■ TASK ITEM:
Each line of the data should be given again exactly.

(Dataset rows for apps and sites)
● ● ●
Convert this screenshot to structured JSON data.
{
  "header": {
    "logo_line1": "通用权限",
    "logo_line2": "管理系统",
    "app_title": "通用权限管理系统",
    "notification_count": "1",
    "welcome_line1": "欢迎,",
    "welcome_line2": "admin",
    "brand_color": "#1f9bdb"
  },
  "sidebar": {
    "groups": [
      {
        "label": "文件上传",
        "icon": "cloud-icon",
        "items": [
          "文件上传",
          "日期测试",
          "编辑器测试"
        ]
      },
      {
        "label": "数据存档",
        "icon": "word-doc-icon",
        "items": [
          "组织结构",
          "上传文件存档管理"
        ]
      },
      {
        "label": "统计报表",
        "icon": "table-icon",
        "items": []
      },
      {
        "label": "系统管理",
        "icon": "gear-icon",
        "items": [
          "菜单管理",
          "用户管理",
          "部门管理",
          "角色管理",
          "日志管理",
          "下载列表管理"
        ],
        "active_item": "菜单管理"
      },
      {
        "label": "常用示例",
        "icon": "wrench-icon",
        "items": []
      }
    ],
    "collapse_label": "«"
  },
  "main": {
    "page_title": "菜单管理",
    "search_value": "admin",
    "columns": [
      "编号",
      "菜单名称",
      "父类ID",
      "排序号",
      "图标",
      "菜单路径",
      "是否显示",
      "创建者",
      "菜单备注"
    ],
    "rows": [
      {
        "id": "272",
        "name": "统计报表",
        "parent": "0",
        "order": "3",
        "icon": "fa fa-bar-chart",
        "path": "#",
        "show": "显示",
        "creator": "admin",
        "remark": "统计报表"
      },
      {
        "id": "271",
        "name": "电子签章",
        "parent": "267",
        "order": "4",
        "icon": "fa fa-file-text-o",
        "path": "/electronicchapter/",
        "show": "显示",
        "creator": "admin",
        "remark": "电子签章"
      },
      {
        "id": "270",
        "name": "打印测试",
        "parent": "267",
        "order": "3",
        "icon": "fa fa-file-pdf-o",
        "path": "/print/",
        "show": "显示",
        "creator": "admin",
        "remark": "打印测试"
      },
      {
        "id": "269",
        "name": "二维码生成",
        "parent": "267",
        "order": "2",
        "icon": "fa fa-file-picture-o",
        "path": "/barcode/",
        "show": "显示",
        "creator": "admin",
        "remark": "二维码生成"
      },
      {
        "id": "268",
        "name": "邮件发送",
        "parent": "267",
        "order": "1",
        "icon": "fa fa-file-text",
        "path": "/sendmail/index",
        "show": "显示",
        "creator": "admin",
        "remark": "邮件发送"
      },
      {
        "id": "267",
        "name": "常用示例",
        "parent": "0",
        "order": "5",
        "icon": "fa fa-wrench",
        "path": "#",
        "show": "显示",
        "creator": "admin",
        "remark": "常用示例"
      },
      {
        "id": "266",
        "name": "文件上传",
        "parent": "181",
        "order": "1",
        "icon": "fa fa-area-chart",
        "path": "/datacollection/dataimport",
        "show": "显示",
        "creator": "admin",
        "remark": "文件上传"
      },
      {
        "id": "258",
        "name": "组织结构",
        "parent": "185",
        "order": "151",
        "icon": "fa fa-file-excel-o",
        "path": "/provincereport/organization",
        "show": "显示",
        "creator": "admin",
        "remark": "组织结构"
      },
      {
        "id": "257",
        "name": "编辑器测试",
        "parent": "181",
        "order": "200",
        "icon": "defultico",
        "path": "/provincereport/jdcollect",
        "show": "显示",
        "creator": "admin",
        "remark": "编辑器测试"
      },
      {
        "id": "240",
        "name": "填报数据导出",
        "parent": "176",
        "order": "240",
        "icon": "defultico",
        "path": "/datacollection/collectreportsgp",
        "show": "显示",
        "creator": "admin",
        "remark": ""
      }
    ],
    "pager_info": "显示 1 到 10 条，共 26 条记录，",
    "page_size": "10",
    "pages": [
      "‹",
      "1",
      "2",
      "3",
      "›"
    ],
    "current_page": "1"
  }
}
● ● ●
■ ANSWER SECTION:
Convert this screenshot to structured JSON data.
{
  "header": {
    "logo_line1": "通用权限",
    "logo_line2": "管理系统",
    "app_title": "通用权限管理系统",
    "notification_count": "1",
    "welcome_line1": "欢迎,",
    "welcome_line2": "admin",
    "brand_color": "#1f9bdb"
  },
  "sidebar": {
    "groups": [
      {
        "label": "文件上传",
        "icon": "cloud-icon",
        "items": [
          "文件上传",
          "日期测试",
          "编辑器测试"
        ]
      },
      {
        "label": "数据存档",
        "icon": "word-doc-icon",
        "items": [
          "组织结构",
          "上传文件存档管理"
        ]
      },
      {
        "label": "统计报表",
        "icon": "table-icon",
        "items": []
      },
      {
        "label": "系统管理",
        "icon": "gear-icon",
        "items": [
          "菜单管理",
          "用户管理",
          "部门管理",
          "角色管理",
          "日志管理",
          "下载列表管理"
        ],
        "active_item": "菜单管理"
      },
      {
        "label": "常用示例",
        "icon": "wrench-icon",
        "items": []
      }
    ],
    "collapse_label": "«"
  },
  "main": {
    "page_title": "菜单管理",
    "search_value": "admin",
    "columns": [
      "编号",
      "菜单名称",
      "父类ID",
      "排序号",
      "图标",
      "菜单路径",
      "是否显示",
      "创建者",
      "菜单备注"
    ],
    "rows": [
      {
        "id": "272",
        "name": "统计报表",
        "parent": "0",
        "order": "3",
        "icon": "fa fa-bar-chart",
        "path": "#",
        "show": "显示",
        "creator": "admin",
        "remark": "统计报表"
      },
      {
        "id": "271",
        "name": "电子签章",
        "parent": "267",
        "order": "4",
        "icon": "fa fa-file-text-o",
        "path": "/electronicchapter/",
        "show": "显示",
        "creator": "admin",
        "remark": "电子签章"
      },
      {
        "id": "270",
        "name": "打印测试",
        "parent": "267",
        "order": "3",
        "icon": "fa fa-file-pdf-o",
        "path": "/print/",
        "show": "显示",
        "creator": "admin",
        "remark": "打印测试"
      },
      {
        "id": "269",
        "name": "二维码生成",
        "parent": "267",
        "order": "2",
        "icon": "fa fa-file-picture-o",
        "path": "/barcode/",
        "show": "显示",
        "creator": "admin",
        "remark": "二维码生成"
      },
      {
        "id": "268",
        "name": "邮件发送",
        "parent": "267",
        "order": "1",
        "icon": "fa fa-file-text",
        "path": "/sendmail/index",
        "show": "显示",
        "creator": "admin",
        "remark": "邮件发送"
      },
      {
        "id": "267",
        "name": "常用示例",
        "parent": "0",
        "order": "5",
        "icon": "fa fa-wrench",
        "path": "#",
        "show": "显示",
        "creator": "admin",
        "remark": "常用示例"
      },
      {
        "id": "266",
        "name": "文件上传",
        "parent": "181",
        "order": "1",
        "icon": "fa fa-area-chart",
        "path": "/datacollection/dataimport",
        "show": "显示",
        "creator": "admin",
        "remark": "文件上传"
      },
      {
        "id": "258",
        "name": "组织结构",
        "parent": "185",
        "order": "151",
        "icon": "fa fa-file-excel-o",
        "path": "/provincereport/organization",
        "show": "显示",
        "creator": "admin",
        "remark": "组织结构"
      },
      {
        "id": "257",
        "name": "编辑器测试",
        "parent": "181",
        "order": "200",
        "icon": "defultico",
        "path": "/provincereport/jdcollect",
        "show": "显示",
        "creator": "admin",
        "remark": "编辑器测试"
      },
      {
        "id": "240",
        "name": "填报数据导出",
        "parent": "176",
        "order": "240",
        "icon": "defultico",
        "path": "/datacollection/collectreportsgp",
        "show": "显示",
        "creator": "admin",
        "remark": ""
      }
    ],
    "pager_info": "显示 1 到 10 条，共 26 条记录，",
    "page_size": "10",
    "pages": [
      "‹",
      "1",
      "2",
      "3",
      "›"
    ],
    "current_page": "1"
  }
}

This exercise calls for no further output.